[Saved data entries]
Content starts
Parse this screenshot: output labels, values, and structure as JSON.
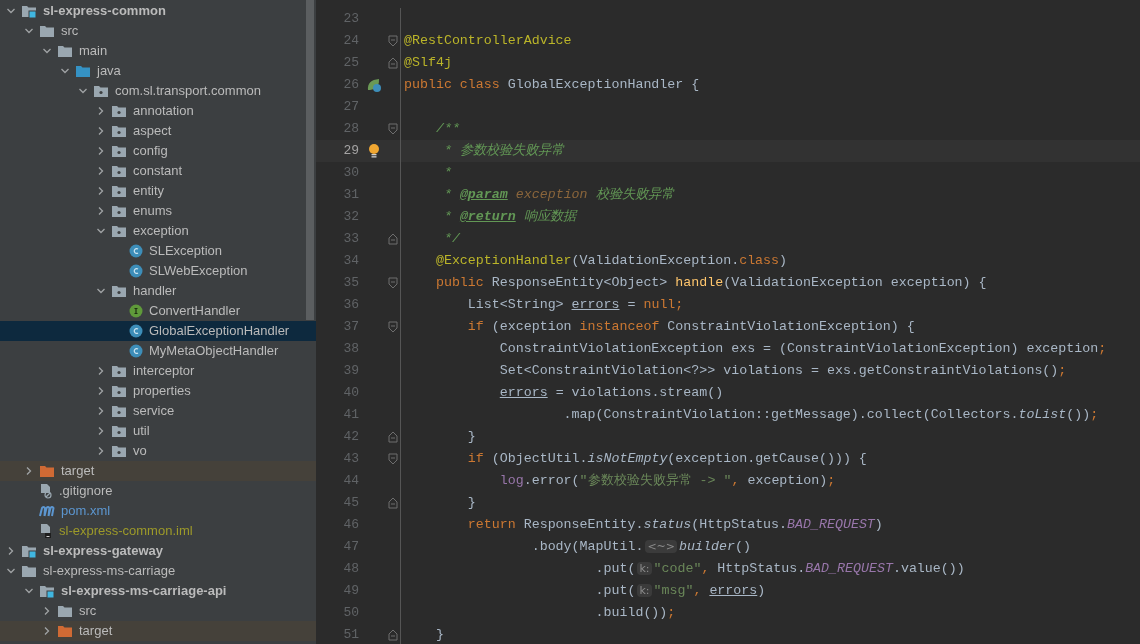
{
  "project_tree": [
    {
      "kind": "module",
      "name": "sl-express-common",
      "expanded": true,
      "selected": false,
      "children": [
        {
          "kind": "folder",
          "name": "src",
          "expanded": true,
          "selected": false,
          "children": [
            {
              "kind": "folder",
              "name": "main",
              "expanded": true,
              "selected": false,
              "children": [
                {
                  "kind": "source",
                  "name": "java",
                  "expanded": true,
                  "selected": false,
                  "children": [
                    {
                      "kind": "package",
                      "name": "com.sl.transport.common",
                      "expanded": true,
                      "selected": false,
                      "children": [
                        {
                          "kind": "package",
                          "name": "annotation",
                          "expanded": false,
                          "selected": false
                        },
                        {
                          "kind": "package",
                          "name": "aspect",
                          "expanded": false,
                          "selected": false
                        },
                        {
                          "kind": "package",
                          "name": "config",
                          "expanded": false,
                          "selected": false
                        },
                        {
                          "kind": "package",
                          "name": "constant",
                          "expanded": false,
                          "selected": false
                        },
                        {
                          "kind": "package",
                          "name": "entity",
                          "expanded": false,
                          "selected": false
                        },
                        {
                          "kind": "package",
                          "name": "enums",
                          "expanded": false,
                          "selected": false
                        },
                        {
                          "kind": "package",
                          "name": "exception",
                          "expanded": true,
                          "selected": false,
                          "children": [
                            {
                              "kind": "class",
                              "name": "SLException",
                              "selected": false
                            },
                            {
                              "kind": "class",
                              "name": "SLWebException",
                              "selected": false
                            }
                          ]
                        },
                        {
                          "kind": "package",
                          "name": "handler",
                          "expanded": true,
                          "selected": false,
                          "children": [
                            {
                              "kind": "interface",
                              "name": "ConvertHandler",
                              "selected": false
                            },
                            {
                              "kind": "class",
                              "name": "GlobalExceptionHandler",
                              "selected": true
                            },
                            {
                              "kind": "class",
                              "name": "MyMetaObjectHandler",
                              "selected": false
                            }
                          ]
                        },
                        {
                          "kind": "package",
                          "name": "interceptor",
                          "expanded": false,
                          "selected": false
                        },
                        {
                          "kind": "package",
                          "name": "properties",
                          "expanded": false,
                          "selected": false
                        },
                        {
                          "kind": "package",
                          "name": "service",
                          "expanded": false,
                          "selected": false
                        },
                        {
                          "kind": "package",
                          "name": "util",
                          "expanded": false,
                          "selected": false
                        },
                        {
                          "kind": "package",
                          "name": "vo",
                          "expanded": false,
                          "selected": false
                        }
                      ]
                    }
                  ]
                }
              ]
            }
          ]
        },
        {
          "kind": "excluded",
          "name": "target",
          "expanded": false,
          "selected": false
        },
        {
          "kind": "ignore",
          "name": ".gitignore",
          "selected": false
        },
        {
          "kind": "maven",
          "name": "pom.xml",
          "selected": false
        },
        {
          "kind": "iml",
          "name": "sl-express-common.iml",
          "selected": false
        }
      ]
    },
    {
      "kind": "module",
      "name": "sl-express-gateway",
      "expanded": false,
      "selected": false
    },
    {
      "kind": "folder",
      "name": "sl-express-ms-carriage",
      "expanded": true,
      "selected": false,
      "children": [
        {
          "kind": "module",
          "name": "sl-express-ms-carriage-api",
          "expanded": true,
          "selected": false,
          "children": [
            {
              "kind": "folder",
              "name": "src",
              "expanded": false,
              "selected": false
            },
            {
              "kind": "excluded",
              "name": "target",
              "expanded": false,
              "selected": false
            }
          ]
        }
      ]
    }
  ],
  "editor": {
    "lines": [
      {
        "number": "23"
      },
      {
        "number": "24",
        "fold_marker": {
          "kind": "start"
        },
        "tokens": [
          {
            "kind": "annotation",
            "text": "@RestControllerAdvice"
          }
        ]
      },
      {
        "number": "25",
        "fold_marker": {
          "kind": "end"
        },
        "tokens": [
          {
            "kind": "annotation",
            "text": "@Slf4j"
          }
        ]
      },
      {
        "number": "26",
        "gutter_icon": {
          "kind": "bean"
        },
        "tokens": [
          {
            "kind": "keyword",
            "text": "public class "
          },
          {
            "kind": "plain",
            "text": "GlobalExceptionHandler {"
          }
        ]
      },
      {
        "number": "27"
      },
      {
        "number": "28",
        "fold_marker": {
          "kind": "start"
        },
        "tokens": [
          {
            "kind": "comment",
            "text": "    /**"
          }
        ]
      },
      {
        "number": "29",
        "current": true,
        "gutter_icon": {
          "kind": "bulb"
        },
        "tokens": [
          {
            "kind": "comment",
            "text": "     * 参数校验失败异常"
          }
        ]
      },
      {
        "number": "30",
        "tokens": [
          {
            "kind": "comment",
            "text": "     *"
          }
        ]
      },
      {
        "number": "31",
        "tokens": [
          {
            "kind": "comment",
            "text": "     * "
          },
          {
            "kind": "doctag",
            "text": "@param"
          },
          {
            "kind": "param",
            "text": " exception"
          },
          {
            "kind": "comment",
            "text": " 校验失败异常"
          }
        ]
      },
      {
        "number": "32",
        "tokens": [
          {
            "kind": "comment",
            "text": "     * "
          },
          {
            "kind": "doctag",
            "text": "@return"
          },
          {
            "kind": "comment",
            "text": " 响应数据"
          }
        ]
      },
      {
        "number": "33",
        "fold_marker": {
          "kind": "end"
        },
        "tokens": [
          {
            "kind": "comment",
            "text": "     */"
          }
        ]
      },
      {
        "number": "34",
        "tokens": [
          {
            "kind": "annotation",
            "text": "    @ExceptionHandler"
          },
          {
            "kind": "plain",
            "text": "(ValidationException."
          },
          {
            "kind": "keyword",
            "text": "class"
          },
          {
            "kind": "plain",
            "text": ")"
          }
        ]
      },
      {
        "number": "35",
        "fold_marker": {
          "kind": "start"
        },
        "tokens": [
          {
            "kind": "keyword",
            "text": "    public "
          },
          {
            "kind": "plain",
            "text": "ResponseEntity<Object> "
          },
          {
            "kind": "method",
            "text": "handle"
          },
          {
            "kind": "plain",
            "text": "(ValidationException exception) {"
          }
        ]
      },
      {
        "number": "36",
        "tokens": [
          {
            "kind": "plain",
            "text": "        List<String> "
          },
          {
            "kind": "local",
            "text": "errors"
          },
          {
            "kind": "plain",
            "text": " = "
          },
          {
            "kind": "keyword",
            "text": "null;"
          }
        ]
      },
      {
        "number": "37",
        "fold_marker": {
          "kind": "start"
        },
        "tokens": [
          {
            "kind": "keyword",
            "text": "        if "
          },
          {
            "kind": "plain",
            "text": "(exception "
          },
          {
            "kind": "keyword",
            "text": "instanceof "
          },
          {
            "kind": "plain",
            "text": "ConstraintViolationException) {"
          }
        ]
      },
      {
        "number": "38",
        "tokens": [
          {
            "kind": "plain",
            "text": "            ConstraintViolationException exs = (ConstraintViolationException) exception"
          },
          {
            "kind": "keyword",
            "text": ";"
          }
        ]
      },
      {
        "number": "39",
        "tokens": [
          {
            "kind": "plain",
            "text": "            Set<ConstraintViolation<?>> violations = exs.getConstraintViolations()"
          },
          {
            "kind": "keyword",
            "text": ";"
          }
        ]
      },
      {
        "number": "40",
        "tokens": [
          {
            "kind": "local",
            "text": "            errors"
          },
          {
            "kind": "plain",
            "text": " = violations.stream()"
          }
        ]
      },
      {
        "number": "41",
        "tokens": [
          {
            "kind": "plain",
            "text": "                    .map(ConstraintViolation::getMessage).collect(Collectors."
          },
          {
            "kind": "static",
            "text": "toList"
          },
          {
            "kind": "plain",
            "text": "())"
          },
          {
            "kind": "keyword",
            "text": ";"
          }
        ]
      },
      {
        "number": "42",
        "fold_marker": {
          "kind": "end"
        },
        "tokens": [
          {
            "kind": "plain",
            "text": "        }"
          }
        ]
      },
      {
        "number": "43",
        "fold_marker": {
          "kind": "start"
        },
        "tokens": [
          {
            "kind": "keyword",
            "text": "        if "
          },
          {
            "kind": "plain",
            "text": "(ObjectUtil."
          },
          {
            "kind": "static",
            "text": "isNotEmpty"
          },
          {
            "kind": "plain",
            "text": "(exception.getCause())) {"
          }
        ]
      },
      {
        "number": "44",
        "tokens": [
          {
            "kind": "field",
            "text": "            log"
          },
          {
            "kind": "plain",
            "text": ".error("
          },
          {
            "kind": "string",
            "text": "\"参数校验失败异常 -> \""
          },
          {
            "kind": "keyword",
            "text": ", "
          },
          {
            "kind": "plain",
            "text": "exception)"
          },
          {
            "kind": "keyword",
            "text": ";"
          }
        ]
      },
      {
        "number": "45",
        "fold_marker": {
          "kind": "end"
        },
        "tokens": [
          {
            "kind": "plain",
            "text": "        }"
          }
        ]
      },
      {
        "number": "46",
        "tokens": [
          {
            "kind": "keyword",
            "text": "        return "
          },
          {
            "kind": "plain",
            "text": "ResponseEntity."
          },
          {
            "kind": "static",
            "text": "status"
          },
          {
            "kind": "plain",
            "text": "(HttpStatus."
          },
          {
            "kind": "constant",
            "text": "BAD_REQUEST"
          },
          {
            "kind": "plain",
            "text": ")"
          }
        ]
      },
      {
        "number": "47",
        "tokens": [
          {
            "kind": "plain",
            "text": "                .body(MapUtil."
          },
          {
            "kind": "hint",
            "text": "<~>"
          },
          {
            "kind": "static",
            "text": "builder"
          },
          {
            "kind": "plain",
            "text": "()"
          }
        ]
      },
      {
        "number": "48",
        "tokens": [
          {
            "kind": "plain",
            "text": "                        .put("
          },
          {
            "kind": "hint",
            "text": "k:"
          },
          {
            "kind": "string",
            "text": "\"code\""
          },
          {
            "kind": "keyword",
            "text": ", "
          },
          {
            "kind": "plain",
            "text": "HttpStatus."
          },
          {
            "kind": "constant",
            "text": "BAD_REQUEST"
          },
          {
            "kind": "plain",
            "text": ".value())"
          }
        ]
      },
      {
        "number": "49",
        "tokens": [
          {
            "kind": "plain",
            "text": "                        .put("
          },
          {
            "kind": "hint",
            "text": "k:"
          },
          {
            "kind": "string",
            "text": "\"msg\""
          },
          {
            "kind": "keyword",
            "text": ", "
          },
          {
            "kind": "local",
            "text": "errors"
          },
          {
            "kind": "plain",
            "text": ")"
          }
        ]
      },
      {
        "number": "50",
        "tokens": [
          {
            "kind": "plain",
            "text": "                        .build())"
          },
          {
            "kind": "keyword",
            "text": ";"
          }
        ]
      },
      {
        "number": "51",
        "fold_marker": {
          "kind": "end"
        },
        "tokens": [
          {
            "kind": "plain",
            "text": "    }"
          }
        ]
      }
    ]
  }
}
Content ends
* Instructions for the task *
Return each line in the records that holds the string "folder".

* Task answer *
          "kind": "folder",
              "kind": "folder",
      "kind": "folder",
              "kind": "folder",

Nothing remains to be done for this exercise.